▸ EXERCISE: Going through the entries below, copy out each line that contains "content".

[Records from a dataset]
*-*-*
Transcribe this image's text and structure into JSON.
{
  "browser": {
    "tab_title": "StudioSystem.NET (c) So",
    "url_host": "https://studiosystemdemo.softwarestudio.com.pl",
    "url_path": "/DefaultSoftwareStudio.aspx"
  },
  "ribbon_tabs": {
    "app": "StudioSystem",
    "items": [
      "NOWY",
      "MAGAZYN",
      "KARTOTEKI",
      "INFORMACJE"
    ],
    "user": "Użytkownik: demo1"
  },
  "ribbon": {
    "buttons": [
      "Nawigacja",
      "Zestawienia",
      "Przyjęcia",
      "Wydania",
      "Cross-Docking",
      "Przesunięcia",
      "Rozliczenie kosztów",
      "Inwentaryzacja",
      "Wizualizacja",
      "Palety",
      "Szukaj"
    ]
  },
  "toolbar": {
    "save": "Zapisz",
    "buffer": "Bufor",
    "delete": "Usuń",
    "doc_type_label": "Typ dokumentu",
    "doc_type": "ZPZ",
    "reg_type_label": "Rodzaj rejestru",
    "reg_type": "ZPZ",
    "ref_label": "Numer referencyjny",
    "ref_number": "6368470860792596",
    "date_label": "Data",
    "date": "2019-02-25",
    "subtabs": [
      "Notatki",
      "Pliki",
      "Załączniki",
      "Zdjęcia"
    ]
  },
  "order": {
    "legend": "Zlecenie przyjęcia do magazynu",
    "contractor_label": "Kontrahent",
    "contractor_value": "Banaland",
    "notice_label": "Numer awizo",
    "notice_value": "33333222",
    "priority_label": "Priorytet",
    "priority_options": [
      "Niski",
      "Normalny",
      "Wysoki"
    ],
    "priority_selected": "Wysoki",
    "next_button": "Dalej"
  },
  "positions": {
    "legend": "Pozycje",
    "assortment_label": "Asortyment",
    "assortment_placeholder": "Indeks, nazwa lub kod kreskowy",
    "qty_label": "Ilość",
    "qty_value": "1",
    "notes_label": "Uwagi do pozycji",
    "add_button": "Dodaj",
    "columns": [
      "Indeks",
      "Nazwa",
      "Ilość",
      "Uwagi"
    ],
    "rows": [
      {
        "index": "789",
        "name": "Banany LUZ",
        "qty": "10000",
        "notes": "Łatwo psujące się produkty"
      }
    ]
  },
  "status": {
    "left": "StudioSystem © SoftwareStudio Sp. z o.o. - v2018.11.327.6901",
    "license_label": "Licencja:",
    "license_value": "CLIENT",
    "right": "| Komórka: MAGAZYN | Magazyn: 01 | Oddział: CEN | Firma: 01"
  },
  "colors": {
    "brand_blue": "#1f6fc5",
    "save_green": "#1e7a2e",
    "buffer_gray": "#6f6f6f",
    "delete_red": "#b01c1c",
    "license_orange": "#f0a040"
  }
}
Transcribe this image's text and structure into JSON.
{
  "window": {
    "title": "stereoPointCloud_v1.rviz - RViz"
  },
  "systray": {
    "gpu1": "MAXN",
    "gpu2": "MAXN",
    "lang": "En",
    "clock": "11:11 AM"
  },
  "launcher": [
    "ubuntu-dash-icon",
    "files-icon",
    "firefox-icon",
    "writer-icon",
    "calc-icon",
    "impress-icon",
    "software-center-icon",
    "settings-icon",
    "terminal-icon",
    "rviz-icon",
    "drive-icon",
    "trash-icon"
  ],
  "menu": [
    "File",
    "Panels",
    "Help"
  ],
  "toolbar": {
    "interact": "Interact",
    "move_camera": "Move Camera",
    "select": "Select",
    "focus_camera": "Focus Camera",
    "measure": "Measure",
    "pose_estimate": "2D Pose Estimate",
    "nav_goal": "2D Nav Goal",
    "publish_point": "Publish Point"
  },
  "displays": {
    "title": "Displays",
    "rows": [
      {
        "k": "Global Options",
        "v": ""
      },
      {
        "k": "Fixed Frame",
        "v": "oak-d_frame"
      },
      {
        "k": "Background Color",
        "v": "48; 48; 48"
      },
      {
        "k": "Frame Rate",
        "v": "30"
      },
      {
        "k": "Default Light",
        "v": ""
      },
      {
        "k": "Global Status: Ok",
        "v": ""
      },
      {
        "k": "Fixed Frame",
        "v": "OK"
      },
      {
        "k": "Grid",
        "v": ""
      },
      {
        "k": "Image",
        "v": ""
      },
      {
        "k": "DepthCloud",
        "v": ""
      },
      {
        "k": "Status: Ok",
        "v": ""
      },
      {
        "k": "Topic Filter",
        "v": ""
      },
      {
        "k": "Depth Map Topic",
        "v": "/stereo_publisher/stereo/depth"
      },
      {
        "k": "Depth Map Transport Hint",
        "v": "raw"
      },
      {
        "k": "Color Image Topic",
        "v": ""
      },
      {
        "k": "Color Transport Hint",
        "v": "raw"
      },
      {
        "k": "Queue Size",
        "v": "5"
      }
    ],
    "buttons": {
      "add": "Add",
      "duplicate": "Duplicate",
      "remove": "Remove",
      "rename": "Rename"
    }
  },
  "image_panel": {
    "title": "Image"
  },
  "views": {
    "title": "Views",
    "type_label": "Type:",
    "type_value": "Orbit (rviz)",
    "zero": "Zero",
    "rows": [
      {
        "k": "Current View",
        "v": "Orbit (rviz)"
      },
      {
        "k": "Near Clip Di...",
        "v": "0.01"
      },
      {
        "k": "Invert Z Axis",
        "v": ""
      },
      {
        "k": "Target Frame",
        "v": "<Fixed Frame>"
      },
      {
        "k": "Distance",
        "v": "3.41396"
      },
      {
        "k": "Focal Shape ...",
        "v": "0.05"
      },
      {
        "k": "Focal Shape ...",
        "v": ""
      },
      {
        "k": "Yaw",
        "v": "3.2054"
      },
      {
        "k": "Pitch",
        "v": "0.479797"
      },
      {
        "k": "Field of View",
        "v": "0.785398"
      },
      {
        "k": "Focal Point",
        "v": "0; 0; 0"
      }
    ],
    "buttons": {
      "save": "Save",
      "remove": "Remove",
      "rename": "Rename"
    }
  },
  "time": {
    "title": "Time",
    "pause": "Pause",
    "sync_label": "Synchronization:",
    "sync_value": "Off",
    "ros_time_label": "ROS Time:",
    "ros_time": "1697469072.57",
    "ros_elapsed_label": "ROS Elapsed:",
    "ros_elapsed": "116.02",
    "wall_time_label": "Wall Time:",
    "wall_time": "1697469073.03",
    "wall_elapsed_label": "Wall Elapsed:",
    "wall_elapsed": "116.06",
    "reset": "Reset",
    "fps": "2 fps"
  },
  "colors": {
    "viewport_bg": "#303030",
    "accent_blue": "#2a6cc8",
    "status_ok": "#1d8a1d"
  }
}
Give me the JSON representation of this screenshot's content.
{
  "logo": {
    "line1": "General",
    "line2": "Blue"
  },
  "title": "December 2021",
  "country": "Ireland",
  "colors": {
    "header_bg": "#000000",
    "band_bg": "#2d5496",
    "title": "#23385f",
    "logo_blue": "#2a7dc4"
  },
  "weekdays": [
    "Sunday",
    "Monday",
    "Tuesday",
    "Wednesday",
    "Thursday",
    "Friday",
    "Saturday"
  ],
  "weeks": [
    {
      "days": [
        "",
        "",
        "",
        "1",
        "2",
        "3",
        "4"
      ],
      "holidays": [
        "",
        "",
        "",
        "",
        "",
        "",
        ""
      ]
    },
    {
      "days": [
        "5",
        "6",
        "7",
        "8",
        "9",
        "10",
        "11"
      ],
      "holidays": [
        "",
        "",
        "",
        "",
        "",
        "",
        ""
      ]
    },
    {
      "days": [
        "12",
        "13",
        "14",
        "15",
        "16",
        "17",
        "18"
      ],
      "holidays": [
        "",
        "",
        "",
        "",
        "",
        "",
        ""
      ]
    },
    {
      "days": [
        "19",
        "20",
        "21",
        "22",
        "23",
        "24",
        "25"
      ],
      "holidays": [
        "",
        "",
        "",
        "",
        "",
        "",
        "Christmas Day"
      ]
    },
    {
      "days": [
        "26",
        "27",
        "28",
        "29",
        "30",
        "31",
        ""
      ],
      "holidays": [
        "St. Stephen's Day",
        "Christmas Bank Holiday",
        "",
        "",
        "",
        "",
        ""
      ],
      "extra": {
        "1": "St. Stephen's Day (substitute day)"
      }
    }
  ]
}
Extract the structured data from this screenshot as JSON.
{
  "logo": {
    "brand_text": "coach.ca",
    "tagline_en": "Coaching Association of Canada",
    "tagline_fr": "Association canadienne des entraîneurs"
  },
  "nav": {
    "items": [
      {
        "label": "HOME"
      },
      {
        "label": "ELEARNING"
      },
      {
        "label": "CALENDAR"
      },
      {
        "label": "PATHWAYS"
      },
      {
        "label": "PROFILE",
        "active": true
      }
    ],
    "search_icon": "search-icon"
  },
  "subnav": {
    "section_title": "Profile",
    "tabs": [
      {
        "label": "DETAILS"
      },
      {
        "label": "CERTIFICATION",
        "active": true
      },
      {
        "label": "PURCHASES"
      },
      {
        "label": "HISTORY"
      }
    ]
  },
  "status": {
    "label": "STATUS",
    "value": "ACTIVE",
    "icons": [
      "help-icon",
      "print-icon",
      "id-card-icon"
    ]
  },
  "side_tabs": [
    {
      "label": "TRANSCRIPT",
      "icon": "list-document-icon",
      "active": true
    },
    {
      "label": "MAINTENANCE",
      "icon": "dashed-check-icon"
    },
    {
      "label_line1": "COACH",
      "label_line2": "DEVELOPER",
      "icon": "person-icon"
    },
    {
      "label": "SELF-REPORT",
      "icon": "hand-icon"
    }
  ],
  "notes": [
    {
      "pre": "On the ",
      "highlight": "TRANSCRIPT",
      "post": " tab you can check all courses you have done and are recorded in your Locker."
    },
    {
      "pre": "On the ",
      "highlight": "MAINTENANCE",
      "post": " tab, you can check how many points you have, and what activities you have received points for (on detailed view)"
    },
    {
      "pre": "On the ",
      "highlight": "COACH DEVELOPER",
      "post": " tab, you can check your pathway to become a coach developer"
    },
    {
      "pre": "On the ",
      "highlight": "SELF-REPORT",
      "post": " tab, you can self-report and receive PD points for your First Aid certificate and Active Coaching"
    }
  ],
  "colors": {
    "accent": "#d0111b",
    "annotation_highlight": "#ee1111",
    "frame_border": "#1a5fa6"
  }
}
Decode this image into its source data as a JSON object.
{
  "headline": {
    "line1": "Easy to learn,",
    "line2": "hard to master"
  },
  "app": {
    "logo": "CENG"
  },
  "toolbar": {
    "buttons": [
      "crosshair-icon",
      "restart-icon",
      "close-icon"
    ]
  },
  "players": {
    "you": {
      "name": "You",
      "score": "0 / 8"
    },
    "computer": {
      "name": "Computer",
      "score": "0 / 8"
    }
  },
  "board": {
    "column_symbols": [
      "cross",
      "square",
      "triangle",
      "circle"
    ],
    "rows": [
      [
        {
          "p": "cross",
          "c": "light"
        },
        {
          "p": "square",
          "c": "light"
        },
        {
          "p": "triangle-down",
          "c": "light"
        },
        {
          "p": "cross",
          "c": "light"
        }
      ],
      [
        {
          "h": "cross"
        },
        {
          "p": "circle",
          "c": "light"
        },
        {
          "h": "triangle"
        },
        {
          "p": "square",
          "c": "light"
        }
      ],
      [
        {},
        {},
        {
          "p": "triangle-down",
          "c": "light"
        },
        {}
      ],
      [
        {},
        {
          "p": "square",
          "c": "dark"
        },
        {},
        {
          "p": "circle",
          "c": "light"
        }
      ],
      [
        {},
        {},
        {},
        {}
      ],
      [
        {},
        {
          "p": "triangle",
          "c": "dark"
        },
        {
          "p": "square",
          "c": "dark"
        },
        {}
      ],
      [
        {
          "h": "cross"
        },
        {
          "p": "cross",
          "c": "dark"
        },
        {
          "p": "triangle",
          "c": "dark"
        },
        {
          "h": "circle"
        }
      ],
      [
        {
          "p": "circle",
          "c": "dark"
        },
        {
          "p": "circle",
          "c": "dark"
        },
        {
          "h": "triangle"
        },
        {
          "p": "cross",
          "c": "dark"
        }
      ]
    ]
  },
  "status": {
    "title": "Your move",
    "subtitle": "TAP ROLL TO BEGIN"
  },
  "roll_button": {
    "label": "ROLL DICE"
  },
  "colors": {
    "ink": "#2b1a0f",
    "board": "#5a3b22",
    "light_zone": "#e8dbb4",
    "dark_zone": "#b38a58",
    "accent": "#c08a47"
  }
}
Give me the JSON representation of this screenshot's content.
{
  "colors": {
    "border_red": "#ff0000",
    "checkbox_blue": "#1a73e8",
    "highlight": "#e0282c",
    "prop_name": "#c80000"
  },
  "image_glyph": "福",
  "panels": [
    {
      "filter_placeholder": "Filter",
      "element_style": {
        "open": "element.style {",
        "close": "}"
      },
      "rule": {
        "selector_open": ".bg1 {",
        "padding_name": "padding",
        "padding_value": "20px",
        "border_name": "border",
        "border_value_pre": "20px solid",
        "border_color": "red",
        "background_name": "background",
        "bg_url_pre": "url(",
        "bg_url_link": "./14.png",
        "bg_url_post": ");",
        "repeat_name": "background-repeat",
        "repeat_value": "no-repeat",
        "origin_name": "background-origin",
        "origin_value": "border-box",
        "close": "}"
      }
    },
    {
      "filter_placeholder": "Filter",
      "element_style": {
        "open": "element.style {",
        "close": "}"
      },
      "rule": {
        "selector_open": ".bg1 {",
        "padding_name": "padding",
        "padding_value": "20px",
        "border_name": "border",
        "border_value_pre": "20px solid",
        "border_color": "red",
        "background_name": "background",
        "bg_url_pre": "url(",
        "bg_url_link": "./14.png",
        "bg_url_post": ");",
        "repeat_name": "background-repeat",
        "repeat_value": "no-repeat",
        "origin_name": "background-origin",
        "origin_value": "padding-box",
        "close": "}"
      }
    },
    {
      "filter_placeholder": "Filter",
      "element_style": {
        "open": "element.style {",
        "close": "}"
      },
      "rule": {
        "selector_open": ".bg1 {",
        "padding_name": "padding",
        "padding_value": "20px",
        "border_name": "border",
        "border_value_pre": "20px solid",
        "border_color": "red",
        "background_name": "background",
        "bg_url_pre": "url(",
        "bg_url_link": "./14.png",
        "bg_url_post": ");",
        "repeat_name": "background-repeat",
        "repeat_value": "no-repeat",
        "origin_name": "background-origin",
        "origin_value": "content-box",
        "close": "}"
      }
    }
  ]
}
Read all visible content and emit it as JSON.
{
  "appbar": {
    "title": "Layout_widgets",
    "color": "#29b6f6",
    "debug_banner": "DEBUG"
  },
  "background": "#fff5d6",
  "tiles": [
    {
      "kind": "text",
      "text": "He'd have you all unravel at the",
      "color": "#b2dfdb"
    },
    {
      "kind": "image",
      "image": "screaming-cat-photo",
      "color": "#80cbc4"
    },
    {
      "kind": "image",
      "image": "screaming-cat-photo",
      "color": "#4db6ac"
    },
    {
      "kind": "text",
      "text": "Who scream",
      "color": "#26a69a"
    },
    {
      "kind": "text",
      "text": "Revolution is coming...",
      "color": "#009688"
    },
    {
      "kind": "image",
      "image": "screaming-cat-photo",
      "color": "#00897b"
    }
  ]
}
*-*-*
▸ TASK OUTPUT:
Give me the JSON representation of this screenshot's content.
Give me the JSON representation of this screenshot's content.
        "origin_value": "content-box",
Read all visible content and emit it as JSON.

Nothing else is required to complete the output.